Center for Personalized Prevention at the University of Minnesota
The University of Minnesota Center for Personalized Prevention Research (CPPR) in conjunction with Headway Emotional Health Services is offering Learning to Breathe as part of a proposed research project. For the past two years Headway clinicians have been offering Learning to Breathe (L2B) as part of their youth diversion program. The program serves youth ages 13 to 17 who have been referred to Headway by the County Attorney’s Office after committing a minor legal offense. Participation in L2B and the research project is voluntary. It is one of several ways that youth may complete their diversion contract. Headway staff are licensed clinicians who have received MBSR training.
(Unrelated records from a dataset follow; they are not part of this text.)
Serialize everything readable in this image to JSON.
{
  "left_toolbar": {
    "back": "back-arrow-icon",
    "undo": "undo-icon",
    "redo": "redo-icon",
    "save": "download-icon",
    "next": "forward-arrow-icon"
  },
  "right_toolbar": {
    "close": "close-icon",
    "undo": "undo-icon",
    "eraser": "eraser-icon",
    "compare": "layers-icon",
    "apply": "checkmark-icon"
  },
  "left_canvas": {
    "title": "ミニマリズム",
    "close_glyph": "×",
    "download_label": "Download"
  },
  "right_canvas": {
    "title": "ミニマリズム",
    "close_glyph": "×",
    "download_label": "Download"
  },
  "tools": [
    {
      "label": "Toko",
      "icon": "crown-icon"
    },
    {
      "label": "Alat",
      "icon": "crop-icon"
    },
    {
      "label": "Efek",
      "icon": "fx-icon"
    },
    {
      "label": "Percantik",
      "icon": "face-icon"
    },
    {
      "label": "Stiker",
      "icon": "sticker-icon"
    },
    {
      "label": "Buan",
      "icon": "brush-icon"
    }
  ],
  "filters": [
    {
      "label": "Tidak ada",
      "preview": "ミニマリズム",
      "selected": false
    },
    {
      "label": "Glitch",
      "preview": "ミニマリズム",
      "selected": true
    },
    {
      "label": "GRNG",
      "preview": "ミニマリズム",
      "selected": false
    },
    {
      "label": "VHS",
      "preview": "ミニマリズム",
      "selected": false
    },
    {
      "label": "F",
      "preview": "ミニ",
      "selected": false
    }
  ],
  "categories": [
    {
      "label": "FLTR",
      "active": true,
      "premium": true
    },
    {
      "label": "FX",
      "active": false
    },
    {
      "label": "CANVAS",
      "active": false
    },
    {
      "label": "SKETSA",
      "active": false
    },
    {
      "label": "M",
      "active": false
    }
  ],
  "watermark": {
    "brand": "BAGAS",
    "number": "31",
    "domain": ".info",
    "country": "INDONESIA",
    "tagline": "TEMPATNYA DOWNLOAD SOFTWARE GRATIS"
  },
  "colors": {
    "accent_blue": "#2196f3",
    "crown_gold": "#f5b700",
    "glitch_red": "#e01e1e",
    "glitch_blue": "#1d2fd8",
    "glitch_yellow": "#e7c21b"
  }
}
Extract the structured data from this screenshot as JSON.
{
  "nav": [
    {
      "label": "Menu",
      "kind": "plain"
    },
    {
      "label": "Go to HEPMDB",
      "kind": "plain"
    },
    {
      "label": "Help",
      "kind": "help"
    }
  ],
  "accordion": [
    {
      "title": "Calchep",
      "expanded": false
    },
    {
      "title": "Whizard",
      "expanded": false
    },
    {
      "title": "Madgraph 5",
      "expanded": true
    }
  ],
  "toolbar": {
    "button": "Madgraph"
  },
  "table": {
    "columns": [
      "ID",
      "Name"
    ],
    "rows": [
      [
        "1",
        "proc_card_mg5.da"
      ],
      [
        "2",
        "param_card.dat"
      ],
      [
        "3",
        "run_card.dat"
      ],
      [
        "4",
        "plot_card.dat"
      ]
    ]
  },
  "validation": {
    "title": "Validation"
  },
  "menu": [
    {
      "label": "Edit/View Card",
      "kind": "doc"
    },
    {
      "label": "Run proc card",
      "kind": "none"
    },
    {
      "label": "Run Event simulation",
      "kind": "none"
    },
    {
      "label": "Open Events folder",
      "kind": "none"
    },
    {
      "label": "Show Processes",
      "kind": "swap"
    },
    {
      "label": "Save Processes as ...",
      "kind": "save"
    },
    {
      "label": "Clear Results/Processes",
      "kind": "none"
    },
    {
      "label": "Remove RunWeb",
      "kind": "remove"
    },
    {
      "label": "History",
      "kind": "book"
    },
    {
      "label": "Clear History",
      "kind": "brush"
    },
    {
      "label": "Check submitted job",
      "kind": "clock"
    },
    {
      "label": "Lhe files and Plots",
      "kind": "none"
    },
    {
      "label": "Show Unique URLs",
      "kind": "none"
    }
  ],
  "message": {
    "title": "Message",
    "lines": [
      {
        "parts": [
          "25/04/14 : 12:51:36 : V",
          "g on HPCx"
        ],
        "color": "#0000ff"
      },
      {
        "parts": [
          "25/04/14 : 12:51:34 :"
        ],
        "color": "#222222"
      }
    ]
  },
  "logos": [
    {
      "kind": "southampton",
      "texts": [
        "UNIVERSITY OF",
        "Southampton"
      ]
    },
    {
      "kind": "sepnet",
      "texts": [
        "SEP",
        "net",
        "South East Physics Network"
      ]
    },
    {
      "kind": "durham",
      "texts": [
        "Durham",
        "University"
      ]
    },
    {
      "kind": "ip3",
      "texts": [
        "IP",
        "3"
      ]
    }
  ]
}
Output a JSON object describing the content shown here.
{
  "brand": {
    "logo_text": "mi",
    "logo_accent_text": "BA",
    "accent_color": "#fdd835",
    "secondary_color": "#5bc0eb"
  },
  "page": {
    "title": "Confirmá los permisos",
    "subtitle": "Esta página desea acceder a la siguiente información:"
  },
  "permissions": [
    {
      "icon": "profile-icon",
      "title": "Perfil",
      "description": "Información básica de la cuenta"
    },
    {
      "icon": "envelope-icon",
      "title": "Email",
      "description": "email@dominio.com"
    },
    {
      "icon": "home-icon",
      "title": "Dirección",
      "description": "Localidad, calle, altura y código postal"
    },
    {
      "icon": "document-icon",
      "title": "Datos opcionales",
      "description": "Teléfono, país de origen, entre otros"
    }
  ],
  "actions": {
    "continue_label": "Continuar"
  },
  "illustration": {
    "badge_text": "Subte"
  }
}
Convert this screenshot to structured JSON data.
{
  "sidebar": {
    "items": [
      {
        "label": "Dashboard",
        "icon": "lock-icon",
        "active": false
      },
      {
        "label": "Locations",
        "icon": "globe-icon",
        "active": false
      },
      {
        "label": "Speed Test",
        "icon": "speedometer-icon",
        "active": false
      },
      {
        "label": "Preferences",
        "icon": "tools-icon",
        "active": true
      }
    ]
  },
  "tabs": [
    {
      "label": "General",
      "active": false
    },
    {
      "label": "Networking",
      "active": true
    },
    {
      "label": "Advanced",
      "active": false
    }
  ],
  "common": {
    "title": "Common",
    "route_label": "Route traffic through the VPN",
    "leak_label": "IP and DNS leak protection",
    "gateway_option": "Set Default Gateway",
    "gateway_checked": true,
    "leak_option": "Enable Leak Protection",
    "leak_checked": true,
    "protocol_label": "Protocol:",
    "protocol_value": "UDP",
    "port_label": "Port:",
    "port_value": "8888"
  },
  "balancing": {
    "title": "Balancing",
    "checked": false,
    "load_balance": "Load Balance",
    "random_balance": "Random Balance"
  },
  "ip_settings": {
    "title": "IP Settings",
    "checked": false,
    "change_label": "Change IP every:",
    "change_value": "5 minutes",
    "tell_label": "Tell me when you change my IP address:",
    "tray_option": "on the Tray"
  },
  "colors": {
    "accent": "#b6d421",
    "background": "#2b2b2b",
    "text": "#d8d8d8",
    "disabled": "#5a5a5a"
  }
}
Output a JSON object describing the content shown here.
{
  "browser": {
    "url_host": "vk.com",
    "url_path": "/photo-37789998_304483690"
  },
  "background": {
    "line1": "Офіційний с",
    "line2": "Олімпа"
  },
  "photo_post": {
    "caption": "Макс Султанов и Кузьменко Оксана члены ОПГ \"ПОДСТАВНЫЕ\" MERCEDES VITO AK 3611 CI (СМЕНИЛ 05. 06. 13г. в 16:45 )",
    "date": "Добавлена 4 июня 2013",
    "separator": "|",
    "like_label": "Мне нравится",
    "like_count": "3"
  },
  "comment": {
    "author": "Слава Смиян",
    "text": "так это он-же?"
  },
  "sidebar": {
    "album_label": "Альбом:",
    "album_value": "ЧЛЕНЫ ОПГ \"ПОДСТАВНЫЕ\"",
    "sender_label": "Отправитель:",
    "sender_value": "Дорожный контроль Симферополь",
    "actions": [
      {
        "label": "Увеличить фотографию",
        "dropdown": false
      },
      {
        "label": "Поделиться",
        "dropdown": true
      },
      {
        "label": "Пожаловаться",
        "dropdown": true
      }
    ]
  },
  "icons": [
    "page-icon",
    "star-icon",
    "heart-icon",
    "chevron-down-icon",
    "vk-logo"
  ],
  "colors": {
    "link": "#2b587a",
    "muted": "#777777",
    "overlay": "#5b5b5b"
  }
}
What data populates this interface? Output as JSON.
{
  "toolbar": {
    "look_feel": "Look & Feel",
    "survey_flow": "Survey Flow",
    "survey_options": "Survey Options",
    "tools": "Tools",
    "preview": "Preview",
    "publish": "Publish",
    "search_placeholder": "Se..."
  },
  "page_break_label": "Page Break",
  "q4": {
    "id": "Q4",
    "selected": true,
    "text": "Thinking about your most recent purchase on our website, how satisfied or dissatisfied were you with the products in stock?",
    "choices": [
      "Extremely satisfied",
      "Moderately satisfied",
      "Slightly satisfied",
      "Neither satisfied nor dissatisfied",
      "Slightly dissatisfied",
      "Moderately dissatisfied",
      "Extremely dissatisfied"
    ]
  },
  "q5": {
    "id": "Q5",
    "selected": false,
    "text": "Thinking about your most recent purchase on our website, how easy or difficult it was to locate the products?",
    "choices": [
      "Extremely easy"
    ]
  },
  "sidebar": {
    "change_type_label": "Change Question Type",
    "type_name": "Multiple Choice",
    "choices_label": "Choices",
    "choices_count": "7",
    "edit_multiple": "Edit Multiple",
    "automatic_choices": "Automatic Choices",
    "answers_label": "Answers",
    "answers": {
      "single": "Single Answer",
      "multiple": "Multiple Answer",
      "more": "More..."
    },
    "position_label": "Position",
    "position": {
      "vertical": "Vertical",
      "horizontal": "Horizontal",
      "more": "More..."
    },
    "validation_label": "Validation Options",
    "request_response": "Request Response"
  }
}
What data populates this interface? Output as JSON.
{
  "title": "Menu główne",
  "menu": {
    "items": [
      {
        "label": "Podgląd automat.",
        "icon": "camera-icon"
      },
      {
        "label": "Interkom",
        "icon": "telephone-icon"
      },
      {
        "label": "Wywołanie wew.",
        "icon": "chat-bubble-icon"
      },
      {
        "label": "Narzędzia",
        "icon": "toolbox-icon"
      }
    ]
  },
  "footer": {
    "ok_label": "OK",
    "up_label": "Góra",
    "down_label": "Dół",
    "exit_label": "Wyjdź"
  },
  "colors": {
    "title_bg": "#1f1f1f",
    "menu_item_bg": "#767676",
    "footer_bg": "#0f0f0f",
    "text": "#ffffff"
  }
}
Many have also received training from Dr. Broderick and specialized L2B training offered by the CPPR team. CPPR observes the clinicians to provide ongoing coaching and fidelity monitoring.
Youth referred to L2B are often skeptical at first. Particularly since they are expecting a “consequence” for their illegal behavior. However most youth find the program enjoyable and engaging. Data is being collected regarding youth characteristics, youth satisfaction with the program and the program’s impact on youth behavior.
The research component is designed to explore underlying mechanisms by which L2B impacts youth’s emotional regulation. Deficits in emotional regulation are one of the known precursors of conduct disorder. Youth in diversion programs represent a group at high risk for deficits in emotion regulation and ultimately for the development of conduct disorder. It makes sense to use non-stigmatizing programs such as L2B for early intervention with these youth.
In particular CPPR hopes to study the impact of L2B on several mechanisms thought to underlie poor emotion regulation: overly reactive autonomic nervous system (ANS) and poor executive functioning. There are good theoretical reasons to believe that mindfulness programs like L2B may impact either or both of these conditions. CPPR hopes to study the ANS and executive functioning of youth in the diversion population and the longer-term relationships between these factors and illegal behavior. In addition CPPR will look at youth characteristics that may predict who responds strongly to L2B and who does not.
The extent of youth engagement in L2B and the amount of youths’ ongoing practice of mindfulness may be important factors influencing the impact of L2B for any given individual. CPPR and Headway hope to implement an enhanced version of L2B to look at our ability to promote engagement in youth who might otherwise be resistant. Modifications will include increased discussion of adolescent brain development and its impact on behavior; motivational enhancement techniques, coaching, monitoring and rewarding home practice; and creating support in the youth’s natural networks. Results of enhanced L2B will be compared to standard L2B and the most effective and practical version will be used in future research.
For more information, contact Dr. Joel Hetler, Center for Personalized Prevention Research
University of Minnesota
Urban Research & Outreach/Engagement Center (UROC)